    who edits a well-known copyright law treatise and recently changed his take on the distribution right, argued that Congress
    intended to included a “make available” right when it drafted the distribution
    right back in the mid-1960s.  Since courts are split as to whether it actually did grant the right, Professor Nimmer asked
    Congress to “clarify” that the right already exists—which, of course, would in
    reality greatly expand copyright holders’ legal rights.

    The debate at the hearing
    focused on file-sharing, although as we discussed last week a recent Tenth Circuit case shows that liability
    for “making available” would also affect other parties, like libraries.  The expanded “make available” right is
    naturally desirable to file-sharing plaintiffs, who would like to be able to
    prove infringement based solely on the upload
    of a copyrighted work, without having to show that any download took place. But if the Committee’s hope is that granting
    this new right will ease the problem of file sharing, they will be disappointed.

    First, copyright owners
    seeking to pursue file sharers already have a whole arsenal of tools with which
    to do it.  Copyright owners can claim
    that file sharers are liable for violating their excusive rights to reproduce, publicly distribute, and publicly perform or display copyrighted
    works.  And, they can loop in those who
    induce, contribute to, or benefit from and control infringement through
    copyright’s various secondary liability doctrines.  Taken
    together, these existing rights allow copyright owners to pursue file-sharers
    in every way necessary—for example, in 2009 a jury found that Jammie Thomas-Rasset infringed the distribution or reproduction right by
    uploading files to a share folder.

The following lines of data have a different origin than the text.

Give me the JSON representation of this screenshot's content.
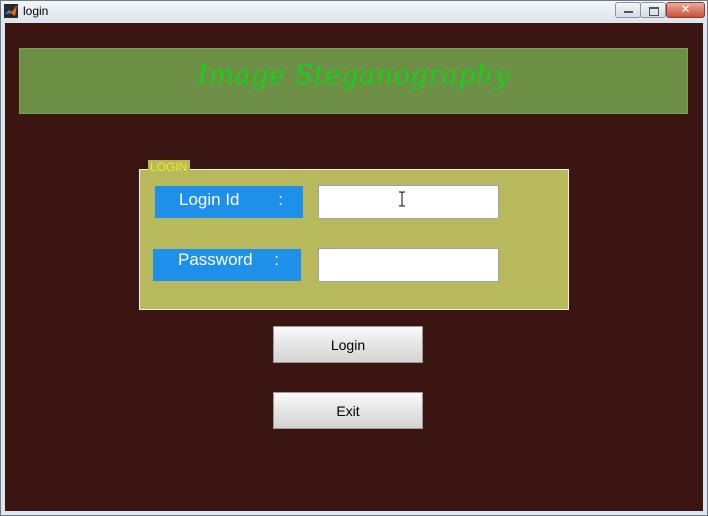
{
  "window": {
    "title": "login",
    "icon": "matlab-icon",
    "controls": {
      "minimize_icon": "minimize-icon",
      "maximize_icon": "maximize-icon",
      "close_icon": "close-icon",
      "close_glyph": "✕"
    }
  },
  "banner": {
    "title": "Image Steganography",
    "background": "#6d8f45",
    "text_color": "#19cf19"
  },
  "login_panel": {
    "legend": "LOGIN",
    "background": "#b8b85c",
    "fields": {
      "login_id": {
        "label": "Login Id",
        "colon": ":",
        "value": "",
        "cursor_icon": "text-cursor-icon"
      },
      "password": {
        "label": "Password",
        "colon": ":",
        "value": ""
      }
    },
    "label_background": "#1e90ea"
  },
  "buttons": {
    "login": "Login",
    "exit": "Exit"
  },
  "colors": {
    "window_background": "#3a1512"
  }
}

    Second, allowing file-sharing
    plaintiffs to prove that their “make available” rights were violated without
    having to show that someone downloaded their work would benefit not legitimate
    copyright-owning businesses, but rather copyright trolls.  The current distribution right requires only
    that the plaintiff convince the jury it is more likely than not that their work
    was downloaded.  File-sharing plaintiffs who
    take their cases to court can do this simply by asking the jury to infer that a
    file in a highly trafficked share folder was probably downloaded, or if that fails,
    by subpoenaing download records.  Rather
    than benefitting these plaintiffs, the “make available” right would help trolls
    who seek to extract a settlement without having to prove their case in court.

    Third, Professor Lunney
    pointed out in his testimony that record companies stopped bringing
    file-sharing suits because suing their customers was a PR disaster, not because
    it was too hard for them to prove that files were being downloaded.  Litigation has more or less disappeared from
    copyright owners’ strategy against file sharing, and granting a “make
    available” right will not have any greater deterrent effect than did the
    labels’ original suits under their existing exclusive rights. In recent years,
    they’ve turned instead to systems outside the courts, like the Copyright
    Alert System
    , which is an experiment still in progress.

    Far from solving file-sharing,
    the “make available” right will create only unnecessary confusion about the
    scope of liability for copyright infringement, reopening settled questions like
    the question of liability for linking to copyrighted work.  As the Committee considers this new right, it
    should keep in mind the goals it hopes to accomplish and whether the new right
    is necessary to achieve them—or even will help to achieve them at all.